= EXERCISE GOAL =
The reply should hold every entry exactly as written and none of the pictures.

= RECORDS FOR THIS TASK =
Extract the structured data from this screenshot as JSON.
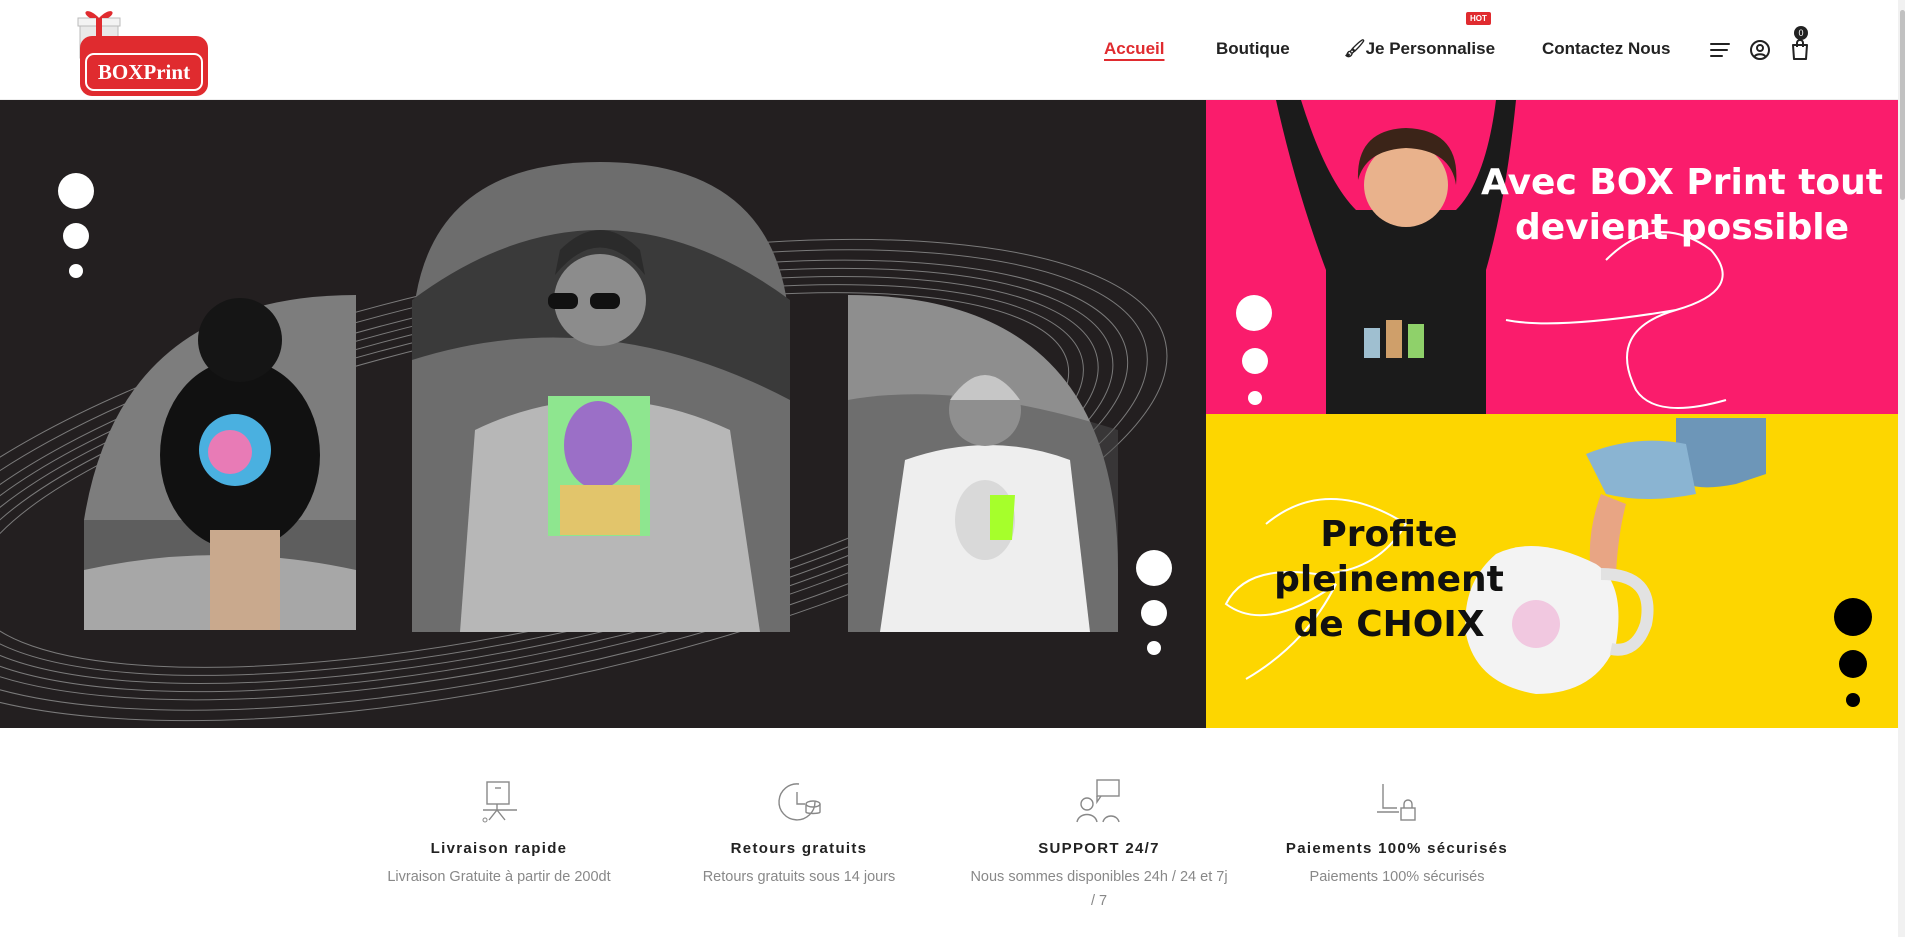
{
  "brand": {
    "logo_text": "BOXPrint"
  },
  "nav": {
    "items": [
      {
        "label": "Accueil"
      },
      {
        "label": "Boutique"
      },
      {
        "label": "🖌Je Personnalise"
      },
      {
        "label": "Contactez Nous"
      }
    ],
    "hot_badge": "HOT"
  },
  "header_icons": [
    "menu-icon",
    "user-icon",
    "shopping-bag-icon"
  ],
  "cart": {
    "count": "0"
  },
  "hero": {
    "banner_top": {
      "title_line1": "Avec BOX Print tout",
      "title_line2": "devient possible"
    },
    "banner_bottom": {
      "title_line1": "Profite pleinement",
      "title_line2": "de CHOIX"
    }
  },
  "features": [
    {
      "icon": "delivery-icon",
      "title": "Livraison rapide",
      "description": "Livraison Gratuite à partir de 200dt"
    },
    {
      "icon": "returns-icon",
      "title": "Retours gratuits",
      "description": "Retours gratuits sous 14 jours"
    },
    {
      "icon": "support-icon",
      "title": "SUPPORT 24/7",
      "description": "Nous sommes disponibles 24h / 24 et 7j / 7"
    },
    {
      "icon": "secure-payment-icon",
      "title": "Paiements 100% sécurisés",
      "description": "Paiements 100% sécurisés"
    }
  ],
  "colors": {
    "accent": "#e02b2f",
    "hero_dark": "#231f20",
    "hero_pink": "#fa1c6c",
    "hero_yellow": "#fdd600"
  }
}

= COMPLETED TASK =
Extract the structured data from this screenshot as JSON.
{
  "brand": {
    "logo_text": "BOXPrint"
  },
  "nav": {
    "items": [
      {
        "label": "Accueil"
      },
      {
        "label": "Boutique"
      },
      {
        "label": "🖌Je Personnalise"
      },
      {
        "label": "Contactez Nous"
      }
    ],
    "hot_badge": "HOT"
  },
  "header_icons": [
    "menu-icon",
    "user-icon",
    "shopping-bag-icon"
  ],
  "cart": {
    "count": "0"
  },
  "hero": {
    "banner_top": {
      "title_line1": "Avec BOX Print tout",
      "title_line2": "devient possible"
    },
    "banner_bottom": {
      "title_line1": "Profite pleinement",
      "title_line2": "de CHOIX"
    }
  },
  "features": [
    {
      "icon": "delivery-icon",
      "title": "Livraison rapide",
      "description": "Livraison Gratuite à partir de 200dt"
    },
    {
      "icon": "returns-icon",
      "title": "Retours gratuits",
      "description": "Retours gratuits sous 14 jours"
    },
    {
      "icon": "support-icon",
      "title": "SUPPORT 24/7",
      "description": "Nous sommes disponibles 24h / 24 et 7j / 7"
    },
    {
      "icon": "secure-payment-icon",
      "title": "Paiements 100% sécurisés",
      "description": "Paiements 100% sécurisés"
    }
  ],
  "colors": {
    "accent": "#e02b2f",
    "hero_dark": "#231f20",
    "hero_pink": "#fa1c6c",
    "hero_yellow": "#fdd600"
  }
}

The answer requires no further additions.